MacDonald would go on to write more than 50 books before his death in 1905 at the age of 81, including several other notable fantasy novels: The Princess and the Goblin (1872) and Lilith (1895). His fantasy works would leave a major impression on a number of authors who would go on to be known for their own speculative stories: Lewis Carroll, a friend of the family who brought early drafts of a story called 'Alice's Adventures Underground'; H.G. Wells, who thought highly of Lilith; C.S. Lewis, who picked up Phantastes at the age of 16 and found himself a vastly changed man; and J.R.R. Tolkien, who commented that MacDonald's fantasies were "stories of power and beauty," not to mention childhood favorites. MacDonald's revival of fairytales by bringing them into the literary fold was instrumental in bringing forth the modern fantasy genre and all of the wonders it’s brought to readers.

Andrew Liptak is a freelance writer and historian from Vermont.

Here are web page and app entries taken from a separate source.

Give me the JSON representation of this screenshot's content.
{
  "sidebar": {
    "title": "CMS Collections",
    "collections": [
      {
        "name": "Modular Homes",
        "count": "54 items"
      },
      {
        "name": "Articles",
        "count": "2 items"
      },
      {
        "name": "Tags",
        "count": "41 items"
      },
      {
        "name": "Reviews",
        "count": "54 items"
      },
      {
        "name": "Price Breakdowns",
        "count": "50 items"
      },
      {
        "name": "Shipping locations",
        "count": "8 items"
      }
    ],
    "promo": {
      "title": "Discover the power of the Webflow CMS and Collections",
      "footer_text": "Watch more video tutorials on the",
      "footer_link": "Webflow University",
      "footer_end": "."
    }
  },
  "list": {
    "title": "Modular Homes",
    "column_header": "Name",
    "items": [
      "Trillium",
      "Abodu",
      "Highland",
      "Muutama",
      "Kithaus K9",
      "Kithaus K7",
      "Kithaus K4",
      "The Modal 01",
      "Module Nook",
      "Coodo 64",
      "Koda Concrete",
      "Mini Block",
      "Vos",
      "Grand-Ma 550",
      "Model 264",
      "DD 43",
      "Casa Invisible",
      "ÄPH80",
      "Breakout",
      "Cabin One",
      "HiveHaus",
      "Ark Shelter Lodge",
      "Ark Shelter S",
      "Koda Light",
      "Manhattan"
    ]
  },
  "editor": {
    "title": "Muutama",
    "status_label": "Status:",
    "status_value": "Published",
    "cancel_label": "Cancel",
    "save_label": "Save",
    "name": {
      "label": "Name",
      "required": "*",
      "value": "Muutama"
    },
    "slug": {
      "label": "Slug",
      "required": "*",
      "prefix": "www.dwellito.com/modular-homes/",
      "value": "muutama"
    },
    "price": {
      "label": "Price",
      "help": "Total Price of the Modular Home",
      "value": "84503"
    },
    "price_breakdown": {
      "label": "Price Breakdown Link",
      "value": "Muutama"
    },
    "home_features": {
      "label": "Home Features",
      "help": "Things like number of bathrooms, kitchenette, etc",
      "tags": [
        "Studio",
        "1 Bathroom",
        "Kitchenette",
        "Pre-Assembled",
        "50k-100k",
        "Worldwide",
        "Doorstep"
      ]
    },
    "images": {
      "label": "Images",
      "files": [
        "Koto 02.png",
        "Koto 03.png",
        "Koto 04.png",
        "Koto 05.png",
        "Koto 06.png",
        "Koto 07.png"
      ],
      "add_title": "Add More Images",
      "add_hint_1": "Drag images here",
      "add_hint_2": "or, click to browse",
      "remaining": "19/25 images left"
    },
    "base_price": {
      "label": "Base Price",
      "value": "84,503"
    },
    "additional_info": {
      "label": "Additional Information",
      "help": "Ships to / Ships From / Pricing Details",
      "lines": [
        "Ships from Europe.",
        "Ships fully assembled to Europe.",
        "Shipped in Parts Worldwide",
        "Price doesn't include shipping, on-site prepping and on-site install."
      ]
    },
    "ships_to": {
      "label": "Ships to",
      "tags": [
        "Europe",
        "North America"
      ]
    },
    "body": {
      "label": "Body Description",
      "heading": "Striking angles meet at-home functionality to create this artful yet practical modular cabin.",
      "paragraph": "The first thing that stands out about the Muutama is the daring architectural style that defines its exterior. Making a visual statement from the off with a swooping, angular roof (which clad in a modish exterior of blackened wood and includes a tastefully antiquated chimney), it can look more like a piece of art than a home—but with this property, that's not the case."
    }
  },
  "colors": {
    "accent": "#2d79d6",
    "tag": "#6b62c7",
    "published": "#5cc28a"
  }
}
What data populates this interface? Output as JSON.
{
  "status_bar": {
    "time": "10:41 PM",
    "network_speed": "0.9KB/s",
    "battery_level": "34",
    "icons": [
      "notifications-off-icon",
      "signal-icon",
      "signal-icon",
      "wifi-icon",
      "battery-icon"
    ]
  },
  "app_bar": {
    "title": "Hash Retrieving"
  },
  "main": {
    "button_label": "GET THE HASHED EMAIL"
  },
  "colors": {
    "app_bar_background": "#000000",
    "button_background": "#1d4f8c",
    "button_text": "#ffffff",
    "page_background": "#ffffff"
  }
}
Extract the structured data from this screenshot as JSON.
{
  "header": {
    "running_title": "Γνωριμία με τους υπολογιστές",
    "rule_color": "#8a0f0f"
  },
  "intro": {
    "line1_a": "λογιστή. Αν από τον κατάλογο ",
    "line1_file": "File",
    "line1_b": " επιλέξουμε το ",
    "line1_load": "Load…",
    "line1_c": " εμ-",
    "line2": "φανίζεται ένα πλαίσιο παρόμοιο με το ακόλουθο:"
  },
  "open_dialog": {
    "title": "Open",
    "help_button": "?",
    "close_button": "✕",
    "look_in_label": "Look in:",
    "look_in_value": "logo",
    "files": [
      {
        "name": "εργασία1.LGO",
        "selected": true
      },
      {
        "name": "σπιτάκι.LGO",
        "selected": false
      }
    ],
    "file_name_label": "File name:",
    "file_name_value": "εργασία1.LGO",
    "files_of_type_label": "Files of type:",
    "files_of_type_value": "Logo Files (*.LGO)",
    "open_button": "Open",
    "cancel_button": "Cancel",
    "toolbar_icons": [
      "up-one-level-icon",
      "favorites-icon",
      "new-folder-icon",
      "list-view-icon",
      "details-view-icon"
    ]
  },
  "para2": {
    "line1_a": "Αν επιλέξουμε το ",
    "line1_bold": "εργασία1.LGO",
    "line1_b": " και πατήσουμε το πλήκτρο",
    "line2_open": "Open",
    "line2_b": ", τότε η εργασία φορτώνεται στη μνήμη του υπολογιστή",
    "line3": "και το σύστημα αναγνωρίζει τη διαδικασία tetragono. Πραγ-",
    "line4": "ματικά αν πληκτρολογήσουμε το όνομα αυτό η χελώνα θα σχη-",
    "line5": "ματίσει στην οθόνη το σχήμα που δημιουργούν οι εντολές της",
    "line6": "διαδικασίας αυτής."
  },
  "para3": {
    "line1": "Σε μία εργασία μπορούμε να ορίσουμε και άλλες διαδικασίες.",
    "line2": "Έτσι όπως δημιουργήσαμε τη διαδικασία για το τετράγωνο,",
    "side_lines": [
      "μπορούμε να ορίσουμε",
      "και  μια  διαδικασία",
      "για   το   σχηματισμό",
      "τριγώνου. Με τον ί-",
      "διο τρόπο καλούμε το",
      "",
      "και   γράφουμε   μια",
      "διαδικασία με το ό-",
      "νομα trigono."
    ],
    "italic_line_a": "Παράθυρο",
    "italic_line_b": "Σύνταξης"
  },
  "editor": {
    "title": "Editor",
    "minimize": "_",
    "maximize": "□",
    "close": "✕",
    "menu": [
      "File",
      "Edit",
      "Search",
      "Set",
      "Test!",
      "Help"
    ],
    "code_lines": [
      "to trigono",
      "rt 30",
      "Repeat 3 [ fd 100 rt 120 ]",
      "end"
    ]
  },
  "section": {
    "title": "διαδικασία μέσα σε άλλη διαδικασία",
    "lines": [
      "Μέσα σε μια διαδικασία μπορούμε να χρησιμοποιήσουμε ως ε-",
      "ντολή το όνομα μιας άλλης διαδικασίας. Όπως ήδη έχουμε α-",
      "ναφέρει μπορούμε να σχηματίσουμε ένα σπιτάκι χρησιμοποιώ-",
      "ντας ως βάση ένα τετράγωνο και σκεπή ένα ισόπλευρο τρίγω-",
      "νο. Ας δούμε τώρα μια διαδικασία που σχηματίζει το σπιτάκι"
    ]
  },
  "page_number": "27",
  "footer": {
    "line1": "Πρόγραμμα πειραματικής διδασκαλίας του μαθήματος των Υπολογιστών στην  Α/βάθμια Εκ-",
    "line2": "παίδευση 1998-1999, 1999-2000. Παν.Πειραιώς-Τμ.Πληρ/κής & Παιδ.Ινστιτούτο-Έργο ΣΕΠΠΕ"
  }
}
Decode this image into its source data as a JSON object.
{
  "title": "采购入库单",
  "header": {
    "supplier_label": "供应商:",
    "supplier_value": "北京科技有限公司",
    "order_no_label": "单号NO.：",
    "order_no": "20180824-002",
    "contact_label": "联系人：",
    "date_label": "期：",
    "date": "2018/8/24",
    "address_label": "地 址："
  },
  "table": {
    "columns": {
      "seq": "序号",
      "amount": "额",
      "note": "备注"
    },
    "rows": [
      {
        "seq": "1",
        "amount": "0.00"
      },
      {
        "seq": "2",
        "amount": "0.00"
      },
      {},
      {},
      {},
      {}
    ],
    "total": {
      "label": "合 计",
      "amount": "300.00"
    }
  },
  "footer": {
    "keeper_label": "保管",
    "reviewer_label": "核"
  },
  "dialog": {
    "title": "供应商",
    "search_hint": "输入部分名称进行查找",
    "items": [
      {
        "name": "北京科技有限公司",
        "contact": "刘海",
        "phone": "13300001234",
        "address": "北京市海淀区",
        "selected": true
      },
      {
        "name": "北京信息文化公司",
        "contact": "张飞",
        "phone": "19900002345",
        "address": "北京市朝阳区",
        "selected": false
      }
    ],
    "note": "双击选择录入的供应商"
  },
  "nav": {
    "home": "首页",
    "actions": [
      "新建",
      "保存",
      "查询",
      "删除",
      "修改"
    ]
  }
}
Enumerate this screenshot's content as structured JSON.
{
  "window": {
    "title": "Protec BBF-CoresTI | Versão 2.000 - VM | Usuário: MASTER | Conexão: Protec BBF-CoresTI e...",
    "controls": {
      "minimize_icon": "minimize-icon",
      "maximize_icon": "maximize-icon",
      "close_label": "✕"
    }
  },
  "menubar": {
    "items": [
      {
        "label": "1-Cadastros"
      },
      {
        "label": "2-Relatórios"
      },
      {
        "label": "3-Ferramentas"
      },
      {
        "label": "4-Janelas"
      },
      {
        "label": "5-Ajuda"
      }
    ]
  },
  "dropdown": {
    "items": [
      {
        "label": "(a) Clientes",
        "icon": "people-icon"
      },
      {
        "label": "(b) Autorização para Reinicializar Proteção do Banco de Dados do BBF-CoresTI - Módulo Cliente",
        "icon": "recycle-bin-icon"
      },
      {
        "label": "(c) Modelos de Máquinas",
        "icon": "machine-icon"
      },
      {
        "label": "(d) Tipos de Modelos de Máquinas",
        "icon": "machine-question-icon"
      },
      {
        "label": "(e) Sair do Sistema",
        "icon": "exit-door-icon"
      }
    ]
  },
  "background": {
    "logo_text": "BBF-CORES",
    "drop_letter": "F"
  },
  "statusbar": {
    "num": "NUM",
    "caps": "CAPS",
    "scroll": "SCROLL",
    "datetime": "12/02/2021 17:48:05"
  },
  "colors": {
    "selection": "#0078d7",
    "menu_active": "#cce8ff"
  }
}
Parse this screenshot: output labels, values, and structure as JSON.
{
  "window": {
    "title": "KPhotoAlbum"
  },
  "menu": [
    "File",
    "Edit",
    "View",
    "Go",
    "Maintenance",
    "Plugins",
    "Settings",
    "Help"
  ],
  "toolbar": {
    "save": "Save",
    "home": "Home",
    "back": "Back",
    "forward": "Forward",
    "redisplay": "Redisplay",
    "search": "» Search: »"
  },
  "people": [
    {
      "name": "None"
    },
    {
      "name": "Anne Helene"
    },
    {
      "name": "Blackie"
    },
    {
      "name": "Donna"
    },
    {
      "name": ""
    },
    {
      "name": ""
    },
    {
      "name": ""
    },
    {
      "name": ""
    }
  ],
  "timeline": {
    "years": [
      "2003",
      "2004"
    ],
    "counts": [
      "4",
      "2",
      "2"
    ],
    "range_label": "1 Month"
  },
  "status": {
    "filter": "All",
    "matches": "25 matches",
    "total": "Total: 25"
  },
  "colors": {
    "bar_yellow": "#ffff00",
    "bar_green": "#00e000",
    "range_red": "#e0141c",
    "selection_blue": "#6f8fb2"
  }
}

He can be found online at his blog and on Twitter @andrewliptak.